BIG SPRING - Howard County Commissioners stopped short of saying they want to bring an underground nuclear storage facility to the area. In a meeting on Monday morning, Commissioners said they were open to learning more about the idea but only on their terms.
Former City Councilman Troy Tompkins made a presentation to Howard County Commissioners about the possibility of bringing an underground nuclear storage facility to Howard County. He says it's not an idea that should be ruled out right away.
County Judge Mark Barr feels everything should be looked into before shutting the idea down of a possible nuclear storage facility.
"I don't want to slam the door on anything that might help Howard County in the future but there is no way that we have enough information to make a decision," Barr said.
Judge Mark Barr has concerns about bringing a nuclear storage facility to Howard County.
Former City Councilman Troy Tompkins wanted the county to sign a non-binding letter simply agreeing to pursue more information about the possible site but the County didn't bite.

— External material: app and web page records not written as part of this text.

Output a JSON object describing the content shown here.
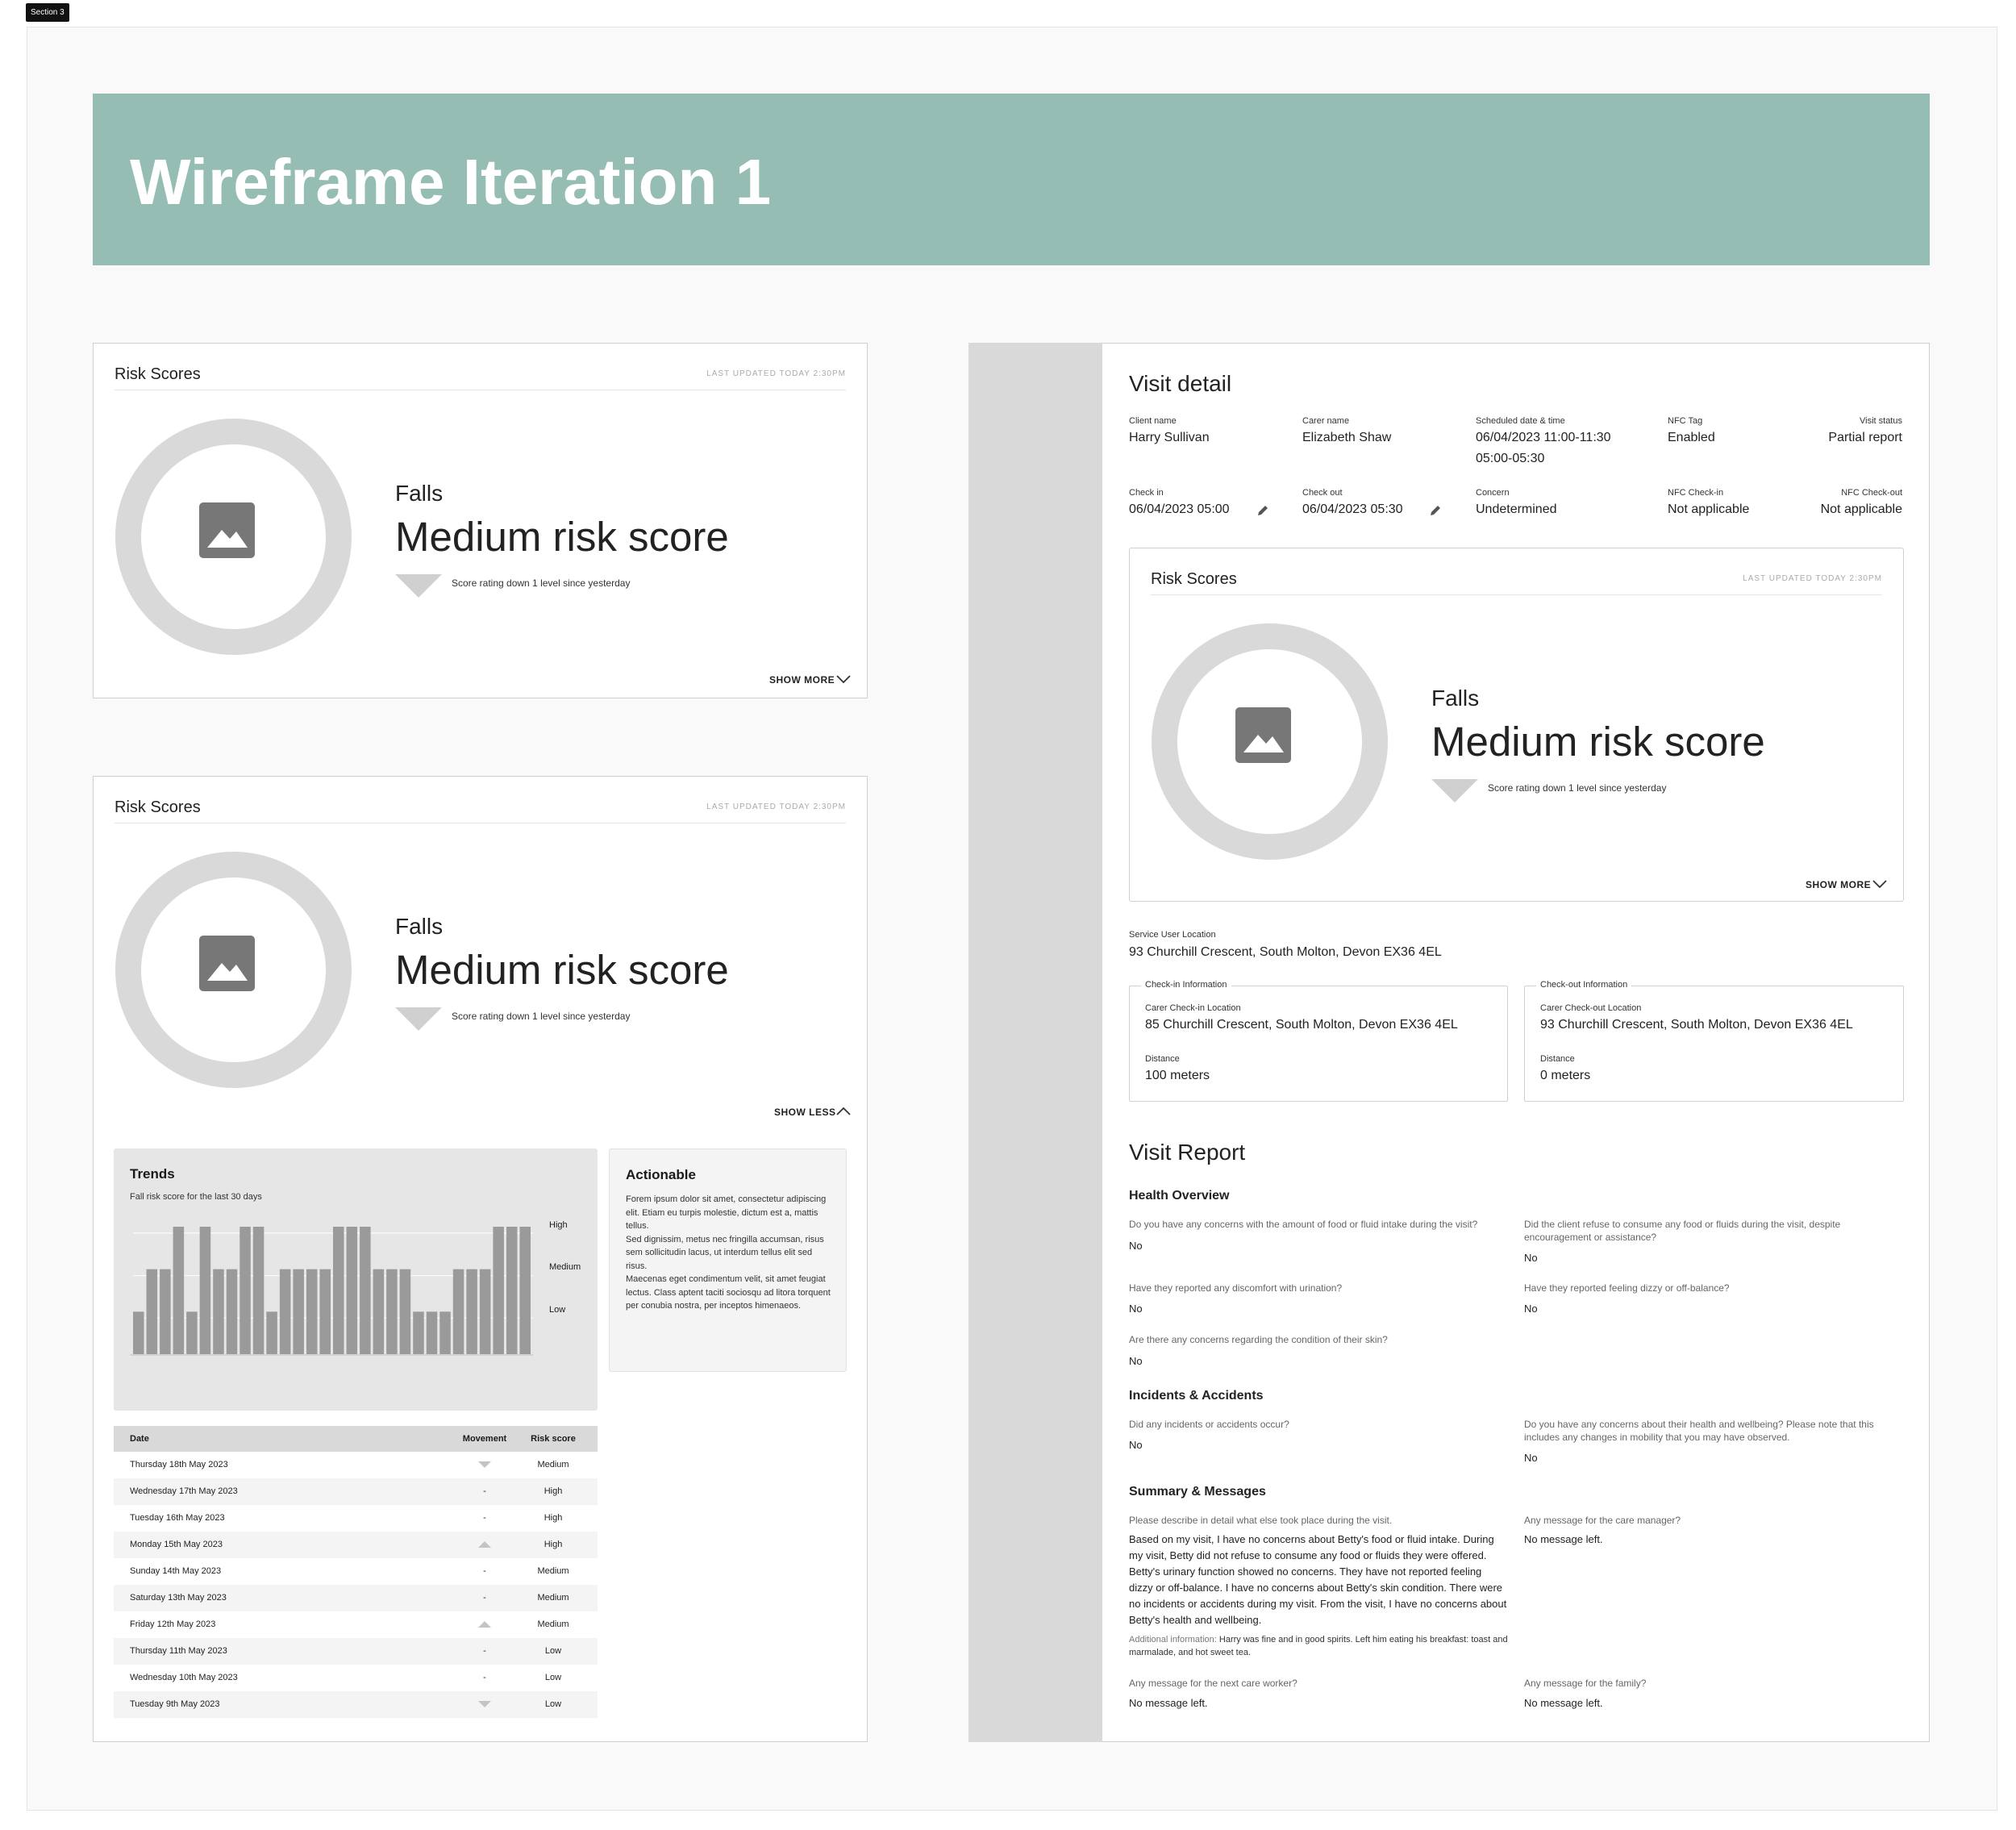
{
  "section_tag": "Section 3",
  "banner_title": "Wireframe Iteration 1",
  "risk_card": {
    "title": "Risk Scores",
    "updated": "LAST UPDATED TODAY 2:30PM",
    "category": "Falls",
    "score_label": "Medium risk score",
    "delta_text": "Score rating down 1 level since yesterday",
    "show_more": "SHOW MORE",
    "show_less": "SHOW LESS"
  },
  "trends": {
    "title": "Trends",
    "subtitle": "Fall risk score for the last 30 days",
    "levels": [
      "High",
      "Medium",
      "Low"
    ]
  },
  "chart_data": {
    "type": "bar",
    "title": "Fall risk score for the last 30 days",
    "levels": [
      "Low",
      "Medium",
      "High"
    ],
    "values": [
      1,
      2,
      2,
      3,
      1,
      3,
      2,
      2,
      3,
      3,
      1,
      2,
      2,
      2,
      2,
      3,
      3,
      3,
      2,
      2,
      2,
      1,
      1,
      1,
      2,
      2,
      2,
      3,
      3,
      3
    ],
    "ylim": [
      0,
      3
    ]
  },
  "actionable": {
    "title": "Actionable",
    "body": "Forem ipsum dolor sit amet, consectetur adipiscing elit. Etiam eu turpis molestie, dictum est a, mattis tellus.\nSed dignissim, metus nec fringilla accumsan, risus sem sollicitudin lacus, ut interdum tellus elit sed risus.\nMaecenas eget condimentum velit, sit amet feugiat lectus. Class aptent taciti sociosqu ad litora torquent per conubia nostra, per inceptos himenaeos."
  },
  "table": {
    "headers": [
      "Date",
      "Movement",
      "Risk score"
    ],
    "rows": [
      {
        "date": "Thursday 18th May 2023",
        "movement": "down",
        "score": "Medium"
      },
      {
        "date": "Wednesday 17th May 2023",
        "movement": "-",
        "score": "High"
      },
      {
        "date": "Tuesday 16th May 2023",
        "movement": "-",
        "score": "High"
      },
      {
        "date": "Monday 15th May 2023",
        "movement": "up",
        "score": "High"
      },
      {
        "date": "Sunday 14th May 2023",
        "movement": "-",
        "score": "Medium"
      },
      {
        "date": "Saturday 13th May 2023",
        "movement": "-",
        "score": "Medium"
      },
      {
        "date": "Friday 12th May 2023",
        "movement": "up",
        "score": "Medium"
      },
      {
        "date": "Thursday 11th May 2023",
        "movement": "-",
        "score": "Low"
      },
      {
        "date": "Wednesday 10th May 2023",
        "movement": "-",
        "score": "Low"
      },
      {
        "date": "Tuesday 9th May 2023",
        "movement": "down",
        "score": "Low"
      }
    ]
  },
  "visit": {
    "title": "Visit detail",
    "client_label": "Client name",
    "client": "Harry Sullivan",
    "carer_label": "Carer name",
    "carer": "Elizabeth Shaw",
    "sched_label": "Scheduled date & time",
    "sched_line1": "06/04/2023  11:00-11:30",
    "sched_line2": "05:00-05:30",
    "nfc_tag_label": "NFC Tag",
    "nfc_tag": "Enabled",
    "status_label": "Visit status",
    "status": "Partial report",
    "checkin_label": "Check in",
    "checkin": "06/04/2023 05:00",
    "checkout_label": "Check out",
    "checkout": "06/04/2023 05:30",
    "concern_label": "Concern",
    "concern": "Undetermined",
    "nfc_in_label": "NFC Check-in",
    "nfc_in": "Not applicable",
    "nfc_out_label": "NFC Check-out",
    "nfc_out": "Not applicable",
    "location_label": "Service User Location",
    "location": "93 Churchill Crescent, South Molton, Devon EX36 4EL",
    "checkin_info": {
      "legend": "Check-in Information",
      "loc_label": "Carer Check-in Location",
      "loc": "85 Churchill Crescent, South Molton, Devon EX36 4EL",
      "dist_label": "Distance",
      "dist": "100 meters"
    },
    "checkout_info": {
      "legend": "Check-out Information",
      "loc_label": "Carer Check-out Location",
      "loc": "93 Churchill Crescent, South Molton, Devon EX36 4EL",
      "dist_label": "Distance",
      "dist": "0 meters"
    }
  },
  "report": {
    "title": "Visit Report",
    "health": "Health Overview",
    "q1": "Do you have any concerns with the amount of food or fluid intake during the visit?",
    "a1": "No",
    "q2": "Did the client refuse to consume any food or fluids during the visit, despite encouragement or assistance?",
    "a2": "No",
    "q3": "Have they reported any discomfort with urination?",
    "a3": "No",
    "q4": "Have they reported feeling dizzy or off-balance?",
    "a4": "No",
    "q5": "Are there any concerns regarding the condition of their skin?",
    "a5": "No",
    "incidents": "Incidents & Accidents",
    "q6": "Did any incidents or accidents occur?",
    "a6": "No",
    "q7": "Do you have any concerns about their health and wellbeing? Please note that this includes any changes in mobility that you may have observed.",
    "a7": "No",
    "summary": "Summary & Messages",
    "q8": "Please describe in detail what else took place during the visit.",
    "a8": "Based on my visit, I have no concerns about Betty's food or fluid intake. During my visit, Betty did not refuse to consume any food or fluids they were offered. Betty's urinary function showed no concerns. They have not reported feeling dizzy or off-balance. I have no concerns about Betty's skin condition. There were no incidents or accidents during my visit. From the visit, I have no concerns about Betty's health and wellbeing.",
    "additional_label": "Additional information:",
    "additional": "Harry was fine and in good spirits. Left him eating his breakfast: toast and marmalade, and hot sweet tea.",
    "q9": "Any message for the care manager?",
    "a9": "No message left.",
    "q10": "Any message for the next care worker?",
    "a10": "No message left.",
    "q11": "Any message for the family?",
    "a11": "No message left."
  }
}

"If they got serious about it, there's one thing about the county saying 'yea, we want to talk about it,' but how serious are the developers wanting to talk about it, how serious are they, where are they in this time process," Barr said.

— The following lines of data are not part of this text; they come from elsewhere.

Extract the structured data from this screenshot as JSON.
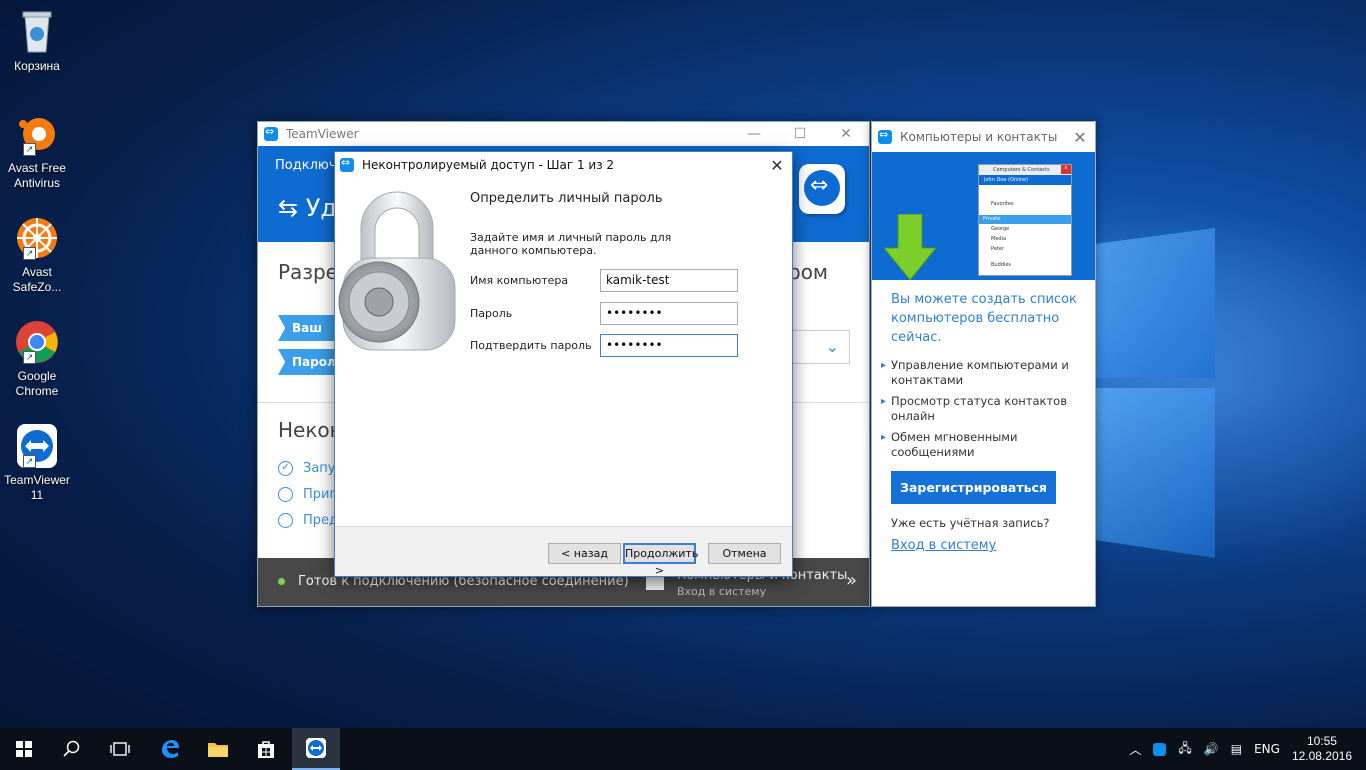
{
  "desktop": {
    "icons": [
      {
        "label": "Корзина",
        "icon": "recycle-bin-icon"
      },
      {
        "label": "Avast Free Antivirus",
        "icon": "avast-icon"
      },
      {
        "label": "Avast SafeZo...",
        "icon": "avast-safezone-icon"
      },
      {
        "label": "Google Chrome",
        "icon": "chrome-icon"
      },
      {
        "label": "TeamViewer 11",
        "icon": "teamviewer-icon"
      }
    ]
  },
  "tv_main": {
    "title": "TeamViewer",
    "header_frag": "Подключ",
    "header_big_frag": "Уд",
    "heading_frag": "Разре",
    "heading_right_frag": "ром",
    "tag_id": "Ваш ID",
    "tag_pass": "Пароль",
    "heading2_frag": "Некон",
    "links": [
      "Запу",
      "Приг",
      "Пред"
    ],
    "status": "Готов к подключению (безопасное соединение)",
    "contacts_label": "Компьютеры и контакты",
    "contacts_sub": "Вход в систему"
  },
  "cc_window": {
    "title": "Компьютеры и контакты",
    "mini": {
      "title": "Computers & Contacts",
      "user": "John Doe (Online)",
      "group_head": "Favorites",
      "group": "Private",
      "items": [
        "George",
        "Media",
        "Peter"
      ],
      "footer": "Buddies"
    },
    "promo": "Вы можете создать список компьютеров бесплатно сейчас.",
    "bullets": [
      "Управление компьютерами и контактами",
      "Просмотр статуса контактов онлайн",
      "Обмен мгновенными сообщениями"
    ],
    "register_btn": "Зарегистрироваться",
    "have_account": "Уже есть учётная запись?",
    "login_link": "Вход в систему"
  },
  "dialog": {
    "title": "Неконтролируемый доступ - Шаг 1 из 2",
    "heading": "Определить личный пароль",
    "description": "Задайте имя и личный пароль для данного компьютера.",
    "fields": [
      {
        "label": "Имя компьютера",
        "value": "kamik-test"
      },
      {
        "label": "Пароль",
        "value": "••••••••"
      },
      {
        "label": "Подтвердить пароль",
        "value": "••••••••"
      }
    ],
    "btn_back": "< назад",
    "btn_next": "Продолжить >",
    "btn_cancel": "Отмена"
  },
  "taskbar": {
    "lang": "ENG",
    "time": "10:55",
    "date": "12.08.2016"
  }
}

Judge Barr thinks the developers should approach the County about the idea but Tompkins thinks Howard County Commissioners should be the ones to make the first move, if they're interested in learning more about a nuclear storage facility.
"This is a consent based process which means it's up to host communities to approach the state, to approach the Federal Government to seek to be considered," Tompkins said.
Three other states including New Mexico have expressed interest in hosting an interim or permanent nuclear waste storage site, an investment of $154 million.
According to Barr, he feels the county should not be the only party committing to express interest. Tompkins feels it would be in the interest of everyone to get more information on the possible nuclear site.
"It would be advantageous for the residents to make an informed decision. The only way you can make an informed decision is to seek more information and that's where we are at now is seeking more information," Tompkins said.